Welcome to another Art Lab post. 🙂 Today I’ll be showing you how to paint some lovely watercolor clouds in candy-like colors, and at the end of the post I’ll announce which two artists we have selected to join our team!
But first, the art inspiration for today.
I took this picture a long time ago and was going to put it in an Etcetera post, but I thought, “Ooh, I want to draw this. I’m going to save it for Art Lab.” So I did. 🙂 Are you ready to recreate this picture?
You will need the following:
- watercolor (you could also use watered-down acrylic or gouache)
- a paintbrush, preferably a medium-sized round one and a larger flat one
- a canvas (I used my sketchbook, but this would make a great canvas or envelope!)
- clean water
- a paper towel
- a black pen, marker or Sharpie (you could use black paint instead)
You have all your supplies? Alright, let’s do this!
- For pieces where you’ll be painting the whole space, I like to put washi tape around the edges and peel it up at the end. It makes the piece look more finished and professional to have a white border. 🙂
- Start by sketching out several layers of clouds. The trick to making them look realistic is to be random: make big piles of clouds and small ones, tiny bumps and bigger curves.
- Erase your sketch until it’s barely visible.
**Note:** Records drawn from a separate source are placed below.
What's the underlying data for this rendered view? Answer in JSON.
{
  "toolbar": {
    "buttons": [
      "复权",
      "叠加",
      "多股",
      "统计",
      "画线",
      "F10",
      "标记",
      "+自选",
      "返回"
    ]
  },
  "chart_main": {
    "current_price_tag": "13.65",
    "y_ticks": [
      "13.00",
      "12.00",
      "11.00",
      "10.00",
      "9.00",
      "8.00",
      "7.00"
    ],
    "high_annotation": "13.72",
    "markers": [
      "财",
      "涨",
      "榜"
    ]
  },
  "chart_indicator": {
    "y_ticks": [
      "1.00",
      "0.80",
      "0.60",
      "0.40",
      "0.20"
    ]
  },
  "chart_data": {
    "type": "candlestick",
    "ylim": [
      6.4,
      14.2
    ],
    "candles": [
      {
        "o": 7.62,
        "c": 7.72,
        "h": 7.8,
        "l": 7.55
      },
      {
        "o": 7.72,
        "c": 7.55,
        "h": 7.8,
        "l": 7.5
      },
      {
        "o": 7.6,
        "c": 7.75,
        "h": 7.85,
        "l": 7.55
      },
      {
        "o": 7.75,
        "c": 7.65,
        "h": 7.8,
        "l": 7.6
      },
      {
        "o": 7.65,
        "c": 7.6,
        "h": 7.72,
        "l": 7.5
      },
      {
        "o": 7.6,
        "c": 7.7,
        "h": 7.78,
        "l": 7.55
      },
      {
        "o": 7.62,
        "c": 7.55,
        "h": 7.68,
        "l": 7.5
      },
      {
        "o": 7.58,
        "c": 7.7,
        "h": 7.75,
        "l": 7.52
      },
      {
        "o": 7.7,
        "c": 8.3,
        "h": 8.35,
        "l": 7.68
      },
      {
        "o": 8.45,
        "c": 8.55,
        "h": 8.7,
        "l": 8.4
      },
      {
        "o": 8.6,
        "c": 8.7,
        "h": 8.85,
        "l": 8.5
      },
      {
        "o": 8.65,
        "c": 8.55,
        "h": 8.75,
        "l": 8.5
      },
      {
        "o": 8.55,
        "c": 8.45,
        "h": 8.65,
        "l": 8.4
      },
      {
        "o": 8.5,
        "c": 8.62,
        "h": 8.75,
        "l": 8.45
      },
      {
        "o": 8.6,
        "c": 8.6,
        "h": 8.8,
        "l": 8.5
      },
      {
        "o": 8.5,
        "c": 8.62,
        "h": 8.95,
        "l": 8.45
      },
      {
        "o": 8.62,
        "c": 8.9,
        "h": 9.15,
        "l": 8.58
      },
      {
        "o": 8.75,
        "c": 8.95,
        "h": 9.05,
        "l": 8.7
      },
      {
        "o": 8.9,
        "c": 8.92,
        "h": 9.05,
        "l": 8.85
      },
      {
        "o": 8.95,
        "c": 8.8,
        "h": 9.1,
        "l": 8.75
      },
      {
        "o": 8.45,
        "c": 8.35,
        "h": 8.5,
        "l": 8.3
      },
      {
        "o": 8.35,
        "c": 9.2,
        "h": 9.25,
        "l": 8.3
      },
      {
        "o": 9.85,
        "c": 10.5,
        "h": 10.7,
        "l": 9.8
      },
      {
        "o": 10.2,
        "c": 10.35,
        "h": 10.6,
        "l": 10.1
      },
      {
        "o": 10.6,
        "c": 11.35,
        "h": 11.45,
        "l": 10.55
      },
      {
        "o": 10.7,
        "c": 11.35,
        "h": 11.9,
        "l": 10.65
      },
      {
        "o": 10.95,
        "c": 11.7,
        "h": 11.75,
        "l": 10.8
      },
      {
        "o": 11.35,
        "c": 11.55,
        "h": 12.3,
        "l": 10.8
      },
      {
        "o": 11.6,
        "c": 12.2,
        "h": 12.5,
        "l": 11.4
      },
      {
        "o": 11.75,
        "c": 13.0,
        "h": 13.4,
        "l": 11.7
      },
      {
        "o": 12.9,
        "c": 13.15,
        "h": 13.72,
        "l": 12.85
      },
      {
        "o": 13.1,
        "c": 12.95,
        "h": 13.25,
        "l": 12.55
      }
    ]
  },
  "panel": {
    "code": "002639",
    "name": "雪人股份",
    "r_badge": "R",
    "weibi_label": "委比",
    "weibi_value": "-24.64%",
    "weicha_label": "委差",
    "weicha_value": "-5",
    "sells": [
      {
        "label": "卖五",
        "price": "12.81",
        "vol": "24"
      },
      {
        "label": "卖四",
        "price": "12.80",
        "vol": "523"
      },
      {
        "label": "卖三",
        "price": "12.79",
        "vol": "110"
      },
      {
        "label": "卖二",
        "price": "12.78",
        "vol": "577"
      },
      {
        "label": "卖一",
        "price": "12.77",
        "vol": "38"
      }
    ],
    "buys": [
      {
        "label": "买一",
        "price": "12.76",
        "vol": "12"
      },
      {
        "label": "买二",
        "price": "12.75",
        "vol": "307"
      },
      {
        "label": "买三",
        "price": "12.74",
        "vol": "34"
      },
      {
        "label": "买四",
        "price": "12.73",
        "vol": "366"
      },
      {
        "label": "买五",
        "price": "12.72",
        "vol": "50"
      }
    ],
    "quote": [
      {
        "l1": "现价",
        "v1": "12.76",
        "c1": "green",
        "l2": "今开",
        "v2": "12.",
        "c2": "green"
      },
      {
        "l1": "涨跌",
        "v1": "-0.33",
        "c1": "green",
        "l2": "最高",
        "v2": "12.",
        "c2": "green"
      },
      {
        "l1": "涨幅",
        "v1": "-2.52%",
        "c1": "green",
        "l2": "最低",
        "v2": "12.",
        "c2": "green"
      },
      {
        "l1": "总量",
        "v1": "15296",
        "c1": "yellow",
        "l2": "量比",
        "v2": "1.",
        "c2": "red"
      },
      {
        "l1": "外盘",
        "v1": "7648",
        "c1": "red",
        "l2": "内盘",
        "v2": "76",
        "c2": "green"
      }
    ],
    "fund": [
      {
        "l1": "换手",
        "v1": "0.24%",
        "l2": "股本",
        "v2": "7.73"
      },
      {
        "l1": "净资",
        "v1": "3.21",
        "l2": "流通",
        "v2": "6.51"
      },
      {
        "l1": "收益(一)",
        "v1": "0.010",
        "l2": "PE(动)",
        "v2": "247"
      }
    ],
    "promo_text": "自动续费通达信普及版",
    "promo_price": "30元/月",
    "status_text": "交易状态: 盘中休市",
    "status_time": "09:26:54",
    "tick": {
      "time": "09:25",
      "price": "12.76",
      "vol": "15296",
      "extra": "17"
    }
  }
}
Outline the top layer of clouds with light blue watercolor.
- Paint in the rest of the space above that cloud layer. When you’re painting sky, make the top darker and then fade it lighter toward the horizon, since this is how it looks in real life. (I should have made the top darker but I didn’t. )
- Do the same with the clouds, but in reverse. Start with blue at the bottom of the page, and then gradually fade into purple and a light pink at the top of the clouds. It’s okay if it looks a bit messy right now, since we’ll paint over most of it later.
- Now start defining the layers. Just like we’ve been doing, start with dark at the top and fade to light by washing your brush out and using clean water to lighten the paint as you pull it downward.
- Keep adding more layers, changing from pink to purple to blue as you go down the page. Also add a few curvy lines inside the clouds like you did for their outlines, to make them more three dimensional.
- Looking good! Now we’ll add the telephone pole. Go for contrast: the soft, curvy clouds accentuate the bold, straight lines of the telephone pole. Sketch it out first if you want to, but press lightly! Then draw a long, narrow rectangle with a tiny mushroom shape on top, and a pin shape sticking through the pole a little ways down. Like so:
- Add the cables, referring to the picture. Pay attention to perspective and foreshortening: the lines to the left of the picture are closest to you, so they start wide apart and get closer as they head to the pole (which is farther away). Do the same with the second set of lines, but slant it toward the ground instead of toward the pole. I made the lines a little thicker to the left, but you don’t have to.
- Now for the birds! You can add just one, like in the picture, or a bunch all along the lines, but I did two. If you’re adding a bunch, remember to make the birds smaller the farther away (the more to the right of the picture) you get.
- Erase any sketch lines, sign your piece, and add any other finishing touches. Now for the fun part – carefully peel off the washi tape, and admire your work!
I think it turned out pretty, although my telephone lines could have been better. XD Oh well, art is never perfect – that’s part of the beauty of making something by hand! If you want something perfectly realistic, take a photo. But with art, you can make it into whatever you want, beyond the limits of what you can see through the viewfinder.
AND NOW. The new artists! Let me tell you, guys, this was a REALLY hard choice – we got several amazing entries! But we finally picked…
Amie and Danielle! Congratulations on joining our team, girls, and thank you SO much for being willing to do so! We’ll send you an email soon. I’m really looking forward to seeing your art!
Make sure and follow The Art Lab blog if you haven’t already, so you won’t miss a post from any of the five artists! Also, if you made a piece of art inspired by this tutorial, we’d love to see it! Click here to help us fill our gallery.
So. What did you think of the art? Do you prefer this soft color scheme or fiery sunset colors? Are you getting tired of watercolor tutorials yet? XD (If so, you’re in luck – we have new artists now!) Are telephone poles neat or ugly?
Thank you so much for reading, dears, and please have a lovely day. ❤